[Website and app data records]
════════

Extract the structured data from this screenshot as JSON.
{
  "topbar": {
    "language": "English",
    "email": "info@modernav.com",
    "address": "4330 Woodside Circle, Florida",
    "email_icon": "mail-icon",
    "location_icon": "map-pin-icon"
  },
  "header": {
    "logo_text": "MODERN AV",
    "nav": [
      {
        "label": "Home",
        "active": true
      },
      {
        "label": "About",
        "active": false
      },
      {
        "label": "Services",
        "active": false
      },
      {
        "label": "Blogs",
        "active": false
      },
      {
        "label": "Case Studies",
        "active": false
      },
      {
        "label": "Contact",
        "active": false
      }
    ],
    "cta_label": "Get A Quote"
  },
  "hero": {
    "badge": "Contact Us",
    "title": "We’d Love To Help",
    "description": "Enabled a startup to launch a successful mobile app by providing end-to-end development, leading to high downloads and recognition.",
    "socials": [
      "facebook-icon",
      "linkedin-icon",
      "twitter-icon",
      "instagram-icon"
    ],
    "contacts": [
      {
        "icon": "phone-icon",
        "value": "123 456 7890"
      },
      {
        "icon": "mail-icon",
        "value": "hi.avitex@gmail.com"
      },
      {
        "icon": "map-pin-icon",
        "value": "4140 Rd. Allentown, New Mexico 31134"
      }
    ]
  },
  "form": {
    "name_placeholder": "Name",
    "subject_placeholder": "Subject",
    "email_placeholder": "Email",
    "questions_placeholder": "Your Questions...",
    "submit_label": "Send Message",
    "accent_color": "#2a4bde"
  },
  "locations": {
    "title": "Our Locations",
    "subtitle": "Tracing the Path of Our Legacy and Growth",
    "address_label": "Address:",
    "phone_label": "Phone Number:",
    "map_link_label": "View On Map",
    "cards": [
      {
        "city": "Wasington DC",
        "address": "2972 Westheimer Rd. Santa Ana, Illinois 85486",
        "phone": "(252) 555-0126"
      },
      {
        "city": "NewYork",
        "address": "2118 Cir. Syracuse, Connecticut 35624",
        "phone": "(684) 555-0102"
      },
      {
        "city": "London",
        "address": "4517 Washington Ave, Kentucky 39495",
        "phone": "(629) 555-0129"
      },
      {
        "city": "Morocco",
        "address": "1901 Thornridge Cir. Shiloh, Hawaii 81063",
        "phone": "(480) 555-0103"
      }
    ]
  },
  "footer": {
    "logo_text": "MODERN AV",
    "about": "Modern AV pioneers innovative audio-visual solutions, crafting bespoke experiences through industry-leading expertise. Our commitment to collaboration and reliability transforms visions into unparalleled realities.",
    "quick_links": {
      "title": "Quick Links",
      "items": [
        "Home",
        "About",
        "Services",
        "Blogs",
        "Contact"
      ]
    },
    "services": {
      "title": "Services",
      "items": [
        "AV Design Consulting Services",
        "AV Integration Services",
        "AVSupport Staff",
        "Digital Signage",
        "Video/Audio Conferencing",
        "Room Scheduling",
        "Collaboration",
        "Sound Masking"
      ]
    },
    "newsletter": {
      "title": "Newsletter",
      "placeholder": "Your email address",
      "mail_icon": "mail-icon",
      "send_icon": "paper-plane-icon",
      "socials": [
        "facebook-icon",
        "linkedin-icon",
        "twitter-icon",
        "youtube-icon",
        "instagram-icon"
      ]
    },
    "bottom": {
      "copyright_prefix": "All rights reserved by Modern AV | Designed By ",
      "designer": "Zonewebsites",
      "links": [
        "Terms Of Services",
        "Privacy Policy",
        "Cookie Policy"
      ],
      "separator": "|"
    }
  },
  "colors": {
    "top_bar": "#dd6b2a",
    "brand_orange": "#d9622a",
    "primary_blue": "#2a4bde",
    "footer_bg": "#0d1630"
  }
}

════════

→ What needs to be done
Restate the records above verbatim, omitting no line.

→ Answer to the problem
Extract the structured data from this screenshot as JSON.
{
  "topbar": {
    "language": "English",
    "email": "info@modernav.com",
    "address": "4330 Woodside Circle, Florida",
    "email_icon": "mail-icon",
    "location_icon": "map-pin-icon"
  },
  "header": {
    "logo_text": "MODERN AV",
    "nav": [
      {
        "label": "Home",
        "active": true
      },
      {
        "label": "About",
        "active": false
      },
      {
        "label": "Services",
        "active": false
      },
      {
        "label": "Blogs",
        "active": false
      },
      {
        "label": "Case Studies",
        "active": false
      },
      {
        "label": "Contact",
        "active": false
      }
    ],
    "cta_label": "Get A Quote"
  },
  "hero": {
    "badge": "Contact Us",
    "title": "We’d Love To Help",
    "description": "Enabled a startup to launch a successful mobile app by providing end-to-end development, leading to high downloads and recognition.",
    "socials": [
      "facebook-icon",
      "linkedin-icon",
      "twitter-icon",
      "instagram-icon"
    ],
    "contacts": [
      {
        "icon": "phone-icon",
        "value": "123 456 7890"
      },
      {
        "icon": "mail-icon",
        "value": "hi.avitex@gmail.com"
      },
      {
        "icon": "map-pin-icon",
        "value": "4140 Rd. Allentown, New Mexico 31134"
      }
    ]
  },
  "form": {
    "name_placeholder": "Name",
    "subject_placeholder": "Subject",
    "email_placeholder": "Email",
    "questions_placeholder": "Your Questions...",
    "submit_label": "Send Message",
    "accent_color": "#2a4bde"
  },
  "locations": {
    "title": "Our Locations",
    "subtitle": "Tracing the Path of Our Legacy and Growth",
    "address_label": "Address:",
    "phone_label": "Phone Number:",
    "map_link_label": "View On Map",
    "cards": [
      {
        "city": "Wasington DC",
        "address": "2972 Westheimer Rd. Santa Ana, Illinois 85486",
        "phone": "(252) 555-0126"
      },
      {
        "city": "NewYork",
        "address": "2118 Cir. Syracuse, Connecticut 35624",
        "phone": "(684) 555-0102"
      },
      {
        "city": "London",
        "address": "4517 Washington Ave, Kentucky 39495",
        "phone": "(629) 555-0129"
      },
      {
        "city": "Morocco",
        "address": "1901 Thornridge Cir. Shiloh, Hawaii 81063",
        "phone": "(480) 555-0103"
      }
    ]
  },
  "footer": {
    "logo_text": "MODERN AV",
    "about": "Modern AV pioneers innovative audio-visual solutions, crafting bespoke experiences through industry-leading expertise. Our commitment to collaboration and reliability transforms visions into unparalleled realities.",
    "quick_links": {
      "title": "Quick Links",
      "items": [
        "Home",
        "About",
        "Services",
        "Blogs",
        "Contact"
      ]
    },
    "services": {
      "title": "Services",
      "items": [
        "AV Design Consulting Services",
        "AV Integration Services",
        "AVSupport Staff",
        "Digital Signage",
        "Video/Audio Conferencing",
        "Room Scheduling",
        "Collaboration",
        "Sound Masking"
      ]
    },
    "newsletter": {
      "title": "Newsletter",
      "placeholder": "Your email address",
      "mail_icon": "mail-icon",
      "send_icon": "paper-plane-icon",
      "socials": [
        "facebook-icon",
        "linkedin-icon",
        "twitter-icon",
        "youtube-icon",
        "instagram-icon"
      ]
    },
    "bottom": {
      "copyright_prefix": "All rights reserved by Modern AV | Designed By ",
      "designer": "Zonewebsites",
      "links": [
        "Terms Of Services",
        "Privacy Policy",
        "Cookie Policy"
      ],
      "separator": "|"
    }
  },
  "colors": {
    "top_bar": "#dd6b2a",
    "brand_orange": "#d9622a",
    "primary_blue": "#2a4bde",
    "footer_bg": "#0d1630"
  }
}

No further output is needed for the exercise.